The U.S. government is giving back land in Japan that it has controlled and used for military training since World War II. The announcement came Tuesday, as Defense Secretary Ash Carter met with Japanese Prime Minister Shinzo Abe. The Northern Training Area on Okinawa amounts to about 10,000 acres, used primarily by U.S. Marines for jungle-warfare training, and is the largest return of land since 1972, when the U.S. returned the majority of Okinawa. More than 52,000 U.S. troops are stationed in Japan, with about as many contractors and dependents. The presence of U.S. military has been one of the more contentious issues on Okinawa, and in the U.S.-Japanese relationship. This plan has been in the works for about two decades. The formal handover is scheduled for December 21.
Saudi Arabia Sentences to Death 15 Shiites Accused of Spying for Iran

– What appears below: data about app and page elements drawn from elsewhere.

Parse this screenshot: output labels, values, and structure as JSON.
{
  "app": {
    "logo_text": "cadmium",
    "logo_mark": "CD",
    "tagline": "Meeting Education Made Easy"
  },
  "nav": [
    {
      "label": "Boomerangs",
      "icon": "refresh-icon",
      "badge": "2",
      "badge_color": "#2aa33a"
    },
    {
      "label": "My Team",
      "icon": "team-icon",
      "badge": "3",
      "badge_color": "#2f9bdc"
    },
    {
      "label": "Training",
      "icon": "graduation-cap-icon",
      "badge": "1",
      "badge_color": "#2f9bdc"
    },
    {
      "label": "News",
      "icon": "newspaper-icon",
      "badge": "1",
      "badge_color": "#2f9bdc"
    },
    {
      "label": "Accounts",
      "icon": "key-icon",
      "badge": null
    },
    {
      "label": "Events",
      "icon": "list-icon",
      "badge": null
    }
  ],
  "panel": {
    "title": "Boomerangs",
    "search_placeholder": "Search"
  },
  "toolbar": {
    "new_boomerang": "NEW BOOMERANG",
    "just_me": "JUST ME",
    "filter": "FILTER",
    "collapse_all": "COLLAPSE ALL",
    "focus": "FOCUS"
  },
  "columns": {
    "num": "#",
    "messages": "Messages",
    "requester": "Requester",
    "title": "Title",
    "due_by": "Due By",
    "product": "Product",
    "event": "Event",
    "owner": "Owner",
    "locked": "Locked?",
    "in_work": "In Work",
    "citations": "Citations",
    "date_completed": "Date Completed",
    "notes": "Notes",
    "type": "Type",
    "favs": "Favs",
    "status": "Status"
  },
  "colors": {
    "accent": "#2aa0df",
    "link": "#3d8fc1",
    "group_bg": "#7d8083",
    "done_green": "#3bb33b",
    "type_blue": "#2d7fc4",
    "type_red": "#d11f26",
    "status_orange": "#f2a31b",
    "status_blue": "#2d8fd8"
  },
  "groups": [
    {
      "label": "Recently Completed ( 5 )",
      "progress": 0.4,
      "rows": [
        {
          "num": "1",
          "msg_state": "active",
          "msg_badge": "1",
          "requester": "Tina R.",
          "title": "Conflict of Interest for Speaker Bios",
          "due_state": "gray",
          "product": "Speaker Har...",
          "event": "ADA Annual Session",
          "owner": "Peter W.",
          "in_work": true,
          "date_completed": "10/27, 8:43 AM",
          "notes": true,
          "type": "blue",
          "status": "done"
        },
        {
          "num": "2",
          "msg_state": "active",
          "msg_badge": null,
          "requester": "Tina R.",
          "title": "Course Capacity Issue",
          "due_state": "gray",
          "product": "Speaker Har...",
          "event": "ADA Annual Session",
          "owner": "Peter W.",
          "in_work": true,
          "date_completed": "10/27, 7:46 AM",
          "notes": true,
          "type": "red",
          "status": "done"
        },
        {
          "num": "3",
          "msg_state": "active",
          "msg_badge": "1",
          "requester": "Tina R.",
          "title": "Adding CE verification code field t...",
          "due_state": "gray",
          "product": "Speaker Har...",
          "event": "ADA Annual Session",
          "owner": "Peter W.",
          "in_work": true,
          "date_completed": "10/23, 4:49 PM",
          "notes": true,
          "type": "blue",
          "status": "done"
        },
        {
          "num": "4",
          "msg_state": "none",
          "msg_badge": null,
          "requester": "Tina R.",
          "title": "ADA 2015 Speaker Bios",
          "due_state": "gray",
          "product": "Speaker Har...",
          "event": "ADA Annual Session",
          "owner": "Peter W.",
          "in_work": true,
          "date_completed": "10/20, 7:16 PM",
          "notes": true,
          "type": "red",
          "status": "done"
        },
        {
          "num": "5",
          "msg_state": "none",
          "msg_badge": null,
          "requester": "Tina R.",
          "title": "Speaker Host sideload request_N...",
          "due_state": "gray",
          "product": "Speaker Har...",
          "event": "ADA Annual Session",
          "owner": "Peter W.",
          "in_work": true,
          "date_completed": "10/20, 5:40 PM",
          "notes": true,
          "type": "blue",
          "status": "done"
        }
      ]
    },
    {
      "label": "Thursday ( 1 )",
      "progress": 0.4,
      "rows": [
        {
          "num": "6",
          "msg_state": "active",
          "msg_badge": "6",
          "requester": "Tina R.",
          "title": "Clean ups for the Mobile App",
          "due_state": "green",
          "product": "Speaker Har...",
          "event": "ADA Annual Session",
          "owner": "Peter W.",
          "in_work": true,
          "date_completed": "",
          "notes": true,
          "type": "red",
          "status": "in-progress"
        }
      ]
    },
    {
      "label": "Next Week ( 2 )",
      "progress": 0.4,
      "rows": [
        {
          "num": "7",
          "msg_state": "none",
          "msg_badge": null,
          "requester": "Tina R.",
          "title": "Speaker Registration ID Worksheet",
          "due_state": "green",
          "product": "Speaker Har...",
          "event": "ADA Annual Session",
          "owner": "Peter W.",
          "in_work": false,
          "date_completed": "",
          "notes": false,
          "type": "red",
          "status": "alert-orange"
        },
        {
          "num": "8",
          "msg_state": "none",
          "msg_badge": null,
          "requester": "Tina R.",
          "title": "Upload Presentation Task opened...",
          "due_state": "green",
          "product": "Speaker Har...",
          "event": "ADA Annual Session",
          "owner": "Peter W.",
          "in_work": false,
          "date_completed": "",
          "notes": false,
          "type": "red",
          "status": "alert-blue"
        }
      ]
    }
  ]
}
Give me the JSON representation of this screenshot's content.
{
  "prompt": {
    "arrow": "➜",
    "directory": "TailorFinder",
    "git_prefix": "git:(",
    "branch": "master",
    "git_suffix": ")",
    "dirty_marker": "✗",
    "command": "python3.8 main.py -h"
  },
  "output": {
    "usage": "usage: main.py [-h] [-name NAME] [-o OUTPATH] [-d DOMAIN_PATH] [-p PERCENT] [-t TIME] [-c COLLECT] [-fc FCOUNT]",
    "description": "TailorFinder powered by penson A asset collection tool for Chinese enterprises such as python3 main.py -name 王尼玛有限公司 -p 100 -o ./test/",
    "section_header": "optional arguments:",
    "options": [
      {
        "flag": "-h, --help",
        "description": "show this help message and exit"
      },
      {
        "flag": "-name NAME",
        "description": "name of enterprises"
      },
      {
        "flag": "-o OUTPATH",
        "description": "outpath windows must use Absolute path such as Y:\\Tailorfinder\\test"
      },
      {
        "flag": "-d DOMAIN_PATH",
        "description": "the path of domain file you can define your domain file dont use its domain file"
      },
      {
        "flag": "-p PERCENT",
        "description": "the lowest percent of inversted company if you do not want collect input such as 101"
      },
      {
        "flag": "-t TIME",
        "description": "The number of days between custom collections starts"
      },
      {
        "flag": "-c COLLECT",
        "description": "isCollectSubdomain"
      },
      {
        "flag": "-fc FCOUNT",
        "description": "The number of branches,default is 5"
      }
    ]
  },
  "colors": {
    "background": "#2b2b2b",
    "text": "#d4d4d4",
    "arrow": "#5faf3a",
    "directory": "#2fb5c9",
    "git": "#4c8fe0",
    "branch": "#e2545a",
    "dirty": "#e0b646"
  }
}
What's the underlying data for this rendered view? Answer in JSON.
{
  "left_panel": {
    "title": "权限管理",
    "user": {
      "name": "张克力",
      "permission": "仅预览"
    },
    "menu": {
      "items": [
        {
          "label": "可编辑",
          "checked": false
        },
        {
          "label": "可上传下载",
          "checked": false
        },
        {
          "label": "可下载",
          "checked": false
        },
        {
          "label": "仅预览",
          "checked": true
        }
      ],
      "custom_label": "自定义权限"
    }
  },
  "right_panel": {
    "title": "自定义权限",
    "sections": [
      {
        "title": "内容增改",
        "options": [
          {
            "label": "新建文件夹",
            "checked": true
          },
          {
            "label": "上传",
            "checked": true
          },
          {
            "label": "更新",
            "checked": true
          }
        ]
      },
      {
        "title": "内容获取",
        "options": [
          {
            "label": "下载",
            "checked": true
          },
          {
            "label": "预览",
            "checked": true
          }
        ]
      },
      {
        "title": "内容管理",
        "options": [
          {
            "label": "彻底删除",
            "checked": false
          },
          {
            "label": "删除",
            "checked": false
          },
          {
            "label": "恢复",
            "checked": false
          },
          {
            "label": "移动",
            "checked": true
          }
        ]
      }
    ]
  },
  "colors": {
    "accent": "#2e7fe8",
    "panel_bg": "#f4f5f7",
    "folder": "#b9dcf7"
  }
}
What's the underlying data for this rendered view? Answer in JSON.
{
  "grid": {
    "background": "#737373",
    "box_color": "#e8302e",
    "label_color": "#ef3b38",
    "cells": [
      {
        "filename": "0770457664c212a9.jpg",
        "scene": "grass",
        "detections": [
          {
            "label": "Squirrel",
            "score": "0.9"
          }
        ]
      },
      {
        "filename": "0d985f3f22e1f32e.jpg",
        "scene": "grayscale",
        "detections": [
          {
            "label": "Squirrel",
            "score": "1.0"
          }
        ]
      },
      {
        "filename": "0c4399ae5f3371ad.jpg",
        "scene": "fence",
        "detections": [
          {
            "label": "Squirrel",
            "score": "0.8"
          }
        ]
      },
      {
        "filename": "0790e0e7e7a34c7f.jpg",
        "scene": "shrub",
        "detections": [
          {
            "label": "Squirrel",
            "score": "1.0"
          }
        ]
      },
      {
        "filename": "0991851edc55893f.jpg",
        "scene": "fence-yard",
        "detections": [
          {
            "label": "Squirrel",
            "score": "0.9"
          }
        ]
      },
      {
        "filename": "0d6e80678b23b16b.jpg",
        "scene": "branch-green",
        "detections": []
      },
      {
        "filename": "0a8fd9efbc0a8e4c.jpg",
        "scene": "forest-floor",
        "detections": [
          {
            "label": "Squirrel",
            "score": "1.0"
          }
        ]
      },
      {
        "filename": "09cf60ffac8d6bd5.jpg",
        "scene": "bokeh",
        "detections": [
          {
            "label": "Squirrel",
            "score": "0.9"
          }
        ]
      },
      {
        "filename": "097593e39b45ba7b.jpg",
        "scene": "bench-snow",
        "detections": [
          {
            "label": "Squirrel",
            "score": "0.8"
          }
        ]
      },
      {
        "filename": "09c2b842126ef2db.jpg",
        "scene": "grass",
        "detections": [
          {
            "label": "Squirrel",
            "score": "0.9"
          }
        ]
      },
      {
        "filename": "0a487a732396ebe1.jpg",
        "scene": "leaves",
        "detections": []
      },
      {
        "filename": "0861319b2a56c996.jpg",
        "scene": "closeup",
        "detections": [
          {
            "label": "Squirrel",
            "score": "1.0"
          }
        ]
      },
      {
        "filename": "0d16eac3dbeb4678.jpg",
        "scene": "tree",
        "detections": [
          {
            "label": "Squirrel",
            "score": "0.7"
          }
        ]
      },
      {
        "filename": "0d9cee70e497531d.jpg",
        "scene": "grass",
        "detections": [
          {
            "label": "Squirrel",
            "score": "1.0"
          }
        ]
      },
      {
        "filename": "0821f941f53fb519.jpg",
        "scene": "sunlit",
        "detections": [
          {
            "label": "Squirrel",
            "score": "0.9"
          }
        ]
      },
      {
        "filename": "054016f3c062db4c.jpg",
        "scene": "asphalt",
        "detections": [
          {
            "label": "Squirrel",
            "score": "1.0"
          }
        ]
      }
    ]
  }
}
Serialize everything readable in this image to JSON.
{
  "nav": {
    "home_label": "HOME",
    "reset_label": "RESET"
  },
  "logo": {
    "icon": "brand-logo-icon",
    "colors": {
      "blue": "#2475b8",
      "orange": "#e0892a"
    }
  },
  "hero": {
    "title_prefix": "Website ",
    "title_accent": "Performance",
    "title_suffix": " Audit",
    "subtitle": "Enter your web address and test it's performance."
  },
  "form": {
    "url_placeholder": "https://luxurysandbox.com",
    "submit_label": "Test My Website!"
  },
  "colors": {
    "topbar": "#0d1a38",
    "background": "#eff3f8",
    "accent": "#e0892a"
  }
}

A Saudi court on Tuesday sentenced to death 15 Shiites who were accused of spying for Iran. The move will likely inflame tensions between the Sunni Saudi Arabia Arabia and Shia Iran, which have long been at odds because of religious and ideological differences. Relations have been especially fraught since January, when Saudi Arabia executed Nimr Baqir al-Nimr, a prominent Shia cleric. This is the first time in recent memory that Saudi Arabia has accused its own citizens of spying. The 15 sentenced to death, along with 15 others, were arrested in 2013; their trials began in February. Many of the suspects are former employees of the Saudi defense and interior ministries, according to Reuters. They were accused of setting up a spy ring and passing information along to the Iranian state.
Trump's Victory Tour Heads to North Carolina
President-elect Donald Trump will visit Fayetteville, North Carolina, tonight, the latest stop in his victory tour of states that were crucial to his triumph in the presidential election. Trump is also expected to meet with Rex Tillerson, the CEO of Exxon Mobil, who is reportedly in the running for the position of secretary of state. Others being considered for the post include Mitt Romney, the Trump critic and former GOP presidential nominee, Rudy Giuliani, the Trump loyalist and former New York City mayor, and John Bolton, the former U.S. ambassador to the UN.
Poland's Supreme Court Rejects Extradition of Roman Polanski to the U.S.
Poland’s Supreme Court has upheld a lower court ruling and rejected the government’s request to extradite Roman Polanski, the Oscar-winning filmmaker, to the U.S. over a 1970s-era conviction for raping a 13-year-old girl. Polanski, who is now 82, is a dual Polish-French citizen who lives in France, which has previously declined to extradite him. Tuesday’s ruling means the legal case against Polanski in Poland is all but over. The filmmaker was arrested in 1977 in connection with charges, including the rape of the minor girl. He fled the U.S. the following year on the eve of sentencing. The lower court in Poland, in its ruling last year, said California, where Polanski was convicted, was unlikely to provide him with a fair trial.
Bernard Cazeneuve Is Named New French Prime Minister
Bernard Cazeneuve, the French interior minister, has been named the country’s new prime minister. Manuel Valls, who announced his presidential run on Monday, formally resigned Tuesday. President François Hollande, whose poll numbers are dismal, announced last week he would not seek re-election. Parliamentary elections are next June, and Cazeneuve will be in charge of the Socialist government until then. The new prime minister is perhaps best known for putting in place strict security measures after several high-profile terrorist attacks across the country.